**Goal of the exercise:** Give the number of lines in the records below that include "JSON". Reply with that number alone.

**Dataset rows describing interfaces:**
◆ ◆ ◆ ◆ ◆
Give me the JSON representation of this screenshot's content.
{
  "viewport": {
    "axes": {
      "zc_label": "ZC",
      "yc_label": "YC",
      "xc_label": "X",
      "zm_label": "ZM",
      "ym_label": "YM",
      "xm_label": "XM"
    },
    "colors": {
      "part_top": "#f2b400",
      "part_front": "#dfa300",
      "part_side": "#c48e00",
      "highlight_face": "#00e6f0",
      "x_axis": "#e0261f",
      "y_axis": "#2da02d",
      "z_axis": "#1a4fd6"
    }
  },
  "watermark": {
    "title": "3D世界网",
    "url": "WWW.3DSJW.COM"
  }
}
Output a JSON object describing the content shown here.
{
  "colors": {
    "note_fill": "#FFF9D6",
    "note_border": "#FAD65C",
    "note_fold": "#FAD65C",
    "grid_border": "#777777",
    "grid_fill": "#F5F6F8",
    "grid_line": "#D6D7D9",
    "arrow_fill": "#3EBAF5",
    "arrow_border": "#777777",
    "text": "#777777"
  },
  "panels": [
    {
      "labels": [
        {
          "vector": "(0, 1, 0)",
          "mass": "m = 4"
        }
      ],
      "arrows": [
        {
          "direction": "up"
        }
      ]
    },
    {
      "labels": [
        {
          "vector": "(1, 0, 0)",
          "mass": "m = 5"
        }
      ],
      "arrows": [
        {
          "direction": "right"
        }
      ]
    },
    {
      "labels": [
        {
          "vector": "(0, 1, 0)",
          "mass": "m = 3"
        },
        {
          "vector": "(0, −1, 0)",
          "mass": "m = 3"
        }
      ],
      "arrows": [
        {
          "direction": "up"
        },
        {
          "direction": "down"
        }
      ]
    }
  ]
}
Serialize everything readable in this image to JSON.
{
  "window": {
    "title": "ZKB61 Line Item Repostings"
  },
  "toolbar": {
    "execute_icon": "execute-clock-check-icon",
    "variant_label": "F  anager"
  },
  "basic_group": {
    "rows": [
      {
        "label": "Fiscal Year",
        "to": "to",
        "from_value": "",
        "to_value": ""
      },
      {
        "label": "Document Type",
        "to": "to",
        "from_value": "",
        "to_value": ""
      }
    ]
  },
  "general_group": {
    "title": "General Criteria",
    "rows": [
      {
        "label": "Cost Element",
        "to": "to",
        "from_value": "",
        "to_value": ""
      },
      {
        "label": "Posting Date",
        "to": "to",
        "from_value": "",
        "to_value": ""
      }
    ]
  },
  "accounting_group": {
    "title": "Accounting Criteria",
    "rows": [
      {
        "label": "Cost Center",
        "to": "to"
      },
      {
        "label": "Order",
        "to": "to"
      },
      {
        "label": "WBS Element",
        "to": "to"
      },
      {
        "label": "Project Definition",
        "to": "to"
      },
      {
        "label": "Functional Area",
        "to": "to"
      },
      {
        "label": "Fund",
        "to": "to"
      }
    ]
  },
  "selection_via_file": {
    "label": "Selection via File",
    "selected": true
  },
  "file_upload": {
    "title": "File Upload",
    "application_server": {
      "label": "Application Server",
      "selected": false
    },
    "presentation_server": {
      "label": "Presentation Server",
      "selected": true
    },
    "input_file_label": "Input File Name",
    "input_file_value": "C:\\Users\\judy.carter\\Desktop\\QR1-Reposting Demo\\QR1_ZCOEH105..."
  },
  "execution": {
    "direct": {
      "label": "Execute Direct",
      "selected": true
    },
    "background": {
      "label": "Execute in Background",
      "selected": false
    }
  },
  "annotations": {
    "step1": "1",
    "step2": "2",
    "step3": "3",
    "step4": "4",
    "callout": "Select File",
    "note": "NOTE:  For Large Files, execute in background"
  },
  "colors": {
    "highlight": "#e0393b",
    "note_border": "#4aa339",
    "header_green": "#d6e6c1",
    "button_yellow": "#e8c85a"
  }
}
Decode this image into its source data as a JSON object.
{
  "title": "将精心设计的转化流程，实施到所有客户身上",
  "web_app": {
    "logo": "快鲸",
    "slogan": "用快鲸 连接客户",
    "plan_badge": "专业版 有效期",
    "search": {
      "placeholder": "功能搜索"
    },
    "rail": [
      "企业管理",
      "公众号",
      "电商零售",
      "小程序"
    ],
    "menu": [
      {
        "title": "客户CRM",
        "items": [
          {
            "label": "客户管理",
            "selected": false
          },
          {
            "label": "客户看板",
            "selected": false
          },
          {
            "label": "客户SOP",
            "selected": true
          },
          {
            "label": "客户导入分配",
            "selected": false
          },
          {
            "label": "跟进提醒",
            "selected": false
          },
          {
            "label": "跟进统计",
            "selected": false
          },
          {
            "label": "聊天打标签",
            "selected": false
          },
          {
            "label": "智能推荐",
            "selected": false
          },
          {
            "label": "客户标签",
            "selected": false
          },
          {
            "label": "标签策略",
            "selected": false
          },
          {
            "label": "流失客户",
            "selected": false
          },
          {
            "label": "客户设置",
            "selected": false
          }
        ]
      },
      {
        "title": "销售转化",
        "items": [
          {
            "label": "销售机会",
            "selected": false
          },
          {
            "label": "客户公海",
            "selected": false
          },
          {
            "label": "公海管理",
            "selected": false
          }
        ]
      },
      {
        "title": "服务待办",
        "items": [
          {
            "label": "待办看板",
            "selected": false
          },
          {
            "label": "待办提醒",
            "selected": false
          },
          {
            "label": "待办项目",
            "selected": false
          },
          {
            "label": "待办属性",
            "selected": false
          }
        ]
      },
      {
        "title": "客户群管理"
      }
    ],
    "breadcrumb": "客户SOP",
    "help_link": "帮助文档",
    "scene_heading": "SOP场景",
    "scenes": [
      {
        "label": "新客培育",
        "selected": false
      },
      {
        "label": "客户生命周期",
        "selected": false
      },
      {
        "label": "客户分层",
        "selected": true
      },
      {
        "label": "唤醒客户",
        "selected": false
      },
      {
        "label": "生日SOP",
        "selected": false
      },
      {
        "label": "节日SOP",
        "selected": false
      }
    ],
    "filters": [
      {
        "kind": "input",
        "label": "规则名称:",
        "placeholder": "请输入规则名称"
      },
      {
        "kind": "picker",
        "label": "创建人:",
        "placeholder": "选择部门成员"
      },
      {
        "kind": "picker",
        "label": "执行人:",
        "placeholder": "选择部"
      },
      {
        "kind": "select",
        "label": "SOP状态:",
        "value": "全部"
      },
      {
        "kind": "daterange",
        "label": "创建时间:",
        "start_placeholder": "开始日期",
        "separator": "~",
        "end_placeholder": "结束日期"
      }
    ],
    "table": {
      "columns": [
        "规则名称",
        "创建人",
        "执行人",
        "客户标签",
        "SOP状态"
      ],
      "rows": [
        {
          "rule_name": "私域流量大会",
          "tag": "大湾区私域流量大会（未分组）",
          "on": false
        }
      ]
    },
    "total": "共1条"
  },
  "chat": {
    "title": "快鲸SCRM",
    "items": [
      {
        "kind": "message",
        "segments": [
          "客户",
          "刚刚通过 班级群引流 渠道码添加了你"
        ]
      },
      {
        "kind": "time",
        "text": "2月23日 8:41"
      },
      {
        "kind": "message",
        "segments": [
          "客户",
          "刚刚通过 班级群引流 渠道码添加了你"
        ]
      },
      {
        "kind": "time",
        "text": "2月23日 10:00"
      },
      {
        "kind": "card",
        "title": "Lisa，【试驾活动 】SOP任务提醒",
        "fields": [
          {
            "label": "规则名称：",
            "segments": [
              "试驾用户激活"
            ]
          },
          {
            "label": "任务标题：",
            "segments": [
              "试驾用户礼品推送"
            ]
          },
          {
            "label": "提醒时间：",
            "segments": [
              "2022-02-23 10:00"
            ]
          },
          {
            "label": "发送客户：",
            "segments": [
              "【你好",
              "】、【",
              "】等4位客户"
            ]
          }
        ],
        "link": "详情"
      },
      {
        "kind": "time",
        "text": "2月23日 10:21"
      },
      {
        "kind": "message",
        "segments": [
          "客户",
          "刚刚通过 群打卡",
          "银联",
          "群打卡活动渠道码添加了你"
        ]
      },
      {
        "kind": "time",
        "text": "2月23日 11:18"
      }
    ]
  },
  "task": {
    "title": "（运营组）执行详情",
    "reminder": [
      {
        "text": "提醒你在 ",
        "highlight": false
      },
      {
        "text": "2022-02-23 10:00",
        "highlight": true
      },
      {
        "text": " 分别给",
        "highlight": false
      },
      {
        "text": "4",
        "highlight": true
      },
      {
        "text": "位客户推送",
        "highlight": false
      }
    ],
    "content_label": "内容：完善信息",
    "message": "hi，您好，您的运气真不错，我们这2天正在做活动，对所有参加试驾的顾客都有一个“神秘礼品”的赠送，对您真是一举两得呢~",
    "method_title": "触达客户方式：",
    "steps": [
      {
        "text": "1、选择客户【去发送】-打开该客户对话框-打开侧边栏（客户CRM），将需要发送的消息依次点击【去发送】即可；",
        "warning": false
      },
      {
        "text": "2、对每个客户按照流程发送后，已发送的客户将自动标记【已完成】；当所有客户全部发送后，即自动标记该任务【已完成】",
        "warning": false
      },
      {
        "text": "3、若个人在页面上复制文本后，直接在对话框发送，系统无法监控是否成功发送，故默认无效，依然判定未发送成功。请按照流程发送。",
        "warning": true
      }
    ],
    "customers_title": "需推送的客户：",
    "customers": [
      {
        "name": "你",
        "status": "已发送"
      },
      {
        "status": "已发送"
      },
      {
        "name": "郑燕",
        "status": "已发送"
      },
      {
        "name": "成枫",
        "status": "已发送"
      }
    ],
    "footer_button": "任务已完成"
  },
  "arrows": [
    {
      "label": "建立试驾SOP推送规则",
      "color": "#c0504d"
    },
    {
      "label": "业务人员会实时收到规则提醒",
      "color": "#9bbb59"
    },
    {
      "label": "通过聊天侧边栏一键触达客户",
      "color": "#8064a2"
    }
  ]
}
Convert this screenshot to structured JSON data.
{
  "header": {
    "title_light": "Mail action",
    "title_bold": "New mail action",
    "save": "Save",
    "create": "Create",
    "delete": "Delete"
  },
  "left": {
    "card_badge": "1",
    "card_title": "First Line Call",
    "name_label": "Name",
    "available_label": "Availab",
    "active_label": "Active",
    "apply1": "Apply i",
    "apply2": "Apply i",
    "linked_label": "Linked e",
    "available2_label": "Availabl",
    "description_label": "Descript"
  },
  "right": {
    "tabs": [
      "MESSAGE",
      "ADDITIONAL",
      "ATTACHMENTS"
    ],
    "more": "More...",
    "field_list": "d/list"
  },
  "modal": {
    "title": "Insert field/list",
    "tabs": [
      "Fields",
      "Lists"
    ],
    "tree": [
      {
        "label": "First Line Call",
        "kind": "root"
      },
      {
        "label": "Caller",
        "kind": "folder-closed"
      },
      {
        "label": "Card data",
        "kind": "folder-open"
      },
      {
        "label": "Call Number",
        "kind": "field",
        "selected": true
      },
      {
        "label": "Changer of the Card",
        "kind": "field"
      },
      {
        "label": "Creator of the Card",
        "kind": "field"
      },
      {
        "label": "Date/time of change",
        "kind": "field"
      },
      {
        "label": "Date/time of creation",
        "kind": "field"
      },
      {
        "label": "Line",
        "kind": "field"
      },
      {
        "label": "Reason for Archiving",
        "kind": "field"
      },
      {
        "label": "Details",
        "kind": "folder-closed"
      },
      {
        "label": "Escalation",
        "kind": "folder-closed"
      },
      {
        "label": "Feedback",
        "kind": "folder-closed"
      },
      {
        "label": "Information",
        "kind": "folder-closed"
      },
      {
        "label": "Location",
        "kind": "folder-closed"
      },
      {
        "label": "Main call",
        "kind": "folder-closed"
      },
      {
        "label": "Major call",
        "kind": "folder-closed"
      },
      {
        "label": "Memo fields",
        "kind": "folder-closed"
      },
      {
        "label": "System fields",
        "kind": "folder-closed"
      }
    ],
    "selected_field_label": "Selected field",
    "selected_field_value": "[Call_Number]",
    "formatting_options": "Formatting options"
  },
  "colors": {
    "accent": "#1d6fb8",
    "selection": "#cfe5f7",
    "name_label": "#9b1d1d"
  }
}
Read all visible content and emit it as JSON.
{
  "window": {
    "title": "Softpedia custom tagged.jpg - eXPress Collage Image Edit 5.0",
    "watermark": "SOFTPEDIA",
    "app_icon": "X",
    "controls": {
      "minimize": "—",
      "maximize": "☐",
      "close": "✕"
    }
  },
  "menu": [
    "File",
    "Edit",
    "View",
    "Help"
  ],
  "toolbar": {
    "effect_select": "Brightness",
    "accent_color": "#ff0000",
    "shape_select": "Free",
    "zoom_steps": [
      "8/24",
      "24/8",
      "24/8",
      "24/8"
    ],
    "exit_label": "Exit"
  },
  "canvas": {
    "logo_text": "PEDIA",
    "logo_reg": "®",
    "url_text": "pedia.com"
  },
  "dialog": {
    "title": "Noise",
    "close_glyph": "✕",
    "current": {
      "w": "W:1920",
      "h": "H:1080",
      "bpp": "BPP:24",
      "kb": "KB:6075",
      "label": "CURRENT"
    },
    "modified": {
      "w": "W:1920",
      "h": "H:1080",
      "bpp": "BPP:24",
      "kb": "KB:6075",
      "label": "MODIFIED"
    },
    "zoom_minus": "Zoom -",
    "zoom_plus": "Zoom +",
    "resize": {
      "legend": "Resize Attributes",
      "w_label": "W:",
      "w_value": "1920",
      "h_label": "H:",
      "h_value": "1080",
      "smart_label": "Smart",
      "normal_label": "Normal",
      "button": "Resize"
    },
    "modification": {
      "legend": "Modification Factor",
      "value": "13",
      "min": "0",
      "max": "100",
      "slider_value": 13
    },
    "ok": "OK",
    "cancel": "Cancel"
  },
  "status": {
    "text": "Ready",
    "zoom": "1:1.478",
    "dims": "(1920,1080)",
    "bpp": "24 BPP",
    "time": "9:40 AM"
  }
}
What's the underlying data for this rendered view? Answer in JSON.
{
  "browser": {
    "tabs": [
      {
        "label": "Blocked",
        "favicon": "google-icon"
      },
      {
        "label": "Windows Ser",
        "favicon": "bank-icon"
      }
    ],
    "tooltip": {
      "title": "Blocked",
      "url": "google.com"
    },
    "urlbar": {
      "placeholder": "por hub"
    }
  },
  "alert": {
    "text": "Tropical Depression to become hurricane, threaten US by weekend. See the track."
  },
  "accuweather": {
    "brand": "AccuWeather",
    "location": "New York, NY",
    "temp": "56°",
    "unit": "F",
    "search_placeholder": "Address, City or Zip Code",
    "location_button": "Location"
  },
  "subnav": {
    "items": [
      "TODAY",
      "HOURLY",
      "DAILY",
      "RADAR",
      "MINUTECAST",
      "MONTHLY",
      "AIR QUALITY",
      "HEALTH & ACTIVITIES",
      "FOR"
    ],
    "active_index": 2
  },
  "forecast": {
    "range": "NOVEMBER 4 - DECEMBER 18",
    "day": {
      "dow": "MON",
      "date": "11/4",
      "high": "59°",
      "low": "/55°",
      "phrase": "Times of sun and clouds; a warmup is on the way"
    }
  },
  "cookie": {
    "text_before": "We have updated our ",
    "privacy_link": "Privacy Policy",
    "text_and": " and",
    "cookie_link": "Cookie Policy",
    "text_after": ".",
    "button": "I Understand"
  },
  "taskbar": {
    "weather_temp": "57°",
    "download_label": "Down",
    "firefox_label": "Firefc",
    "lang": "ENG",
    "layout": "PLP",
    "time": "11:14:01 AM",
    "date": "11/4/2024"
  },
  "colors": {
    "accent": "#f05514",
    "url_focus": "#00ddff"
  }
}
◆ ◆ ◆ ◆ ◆
**Solved problem:** 7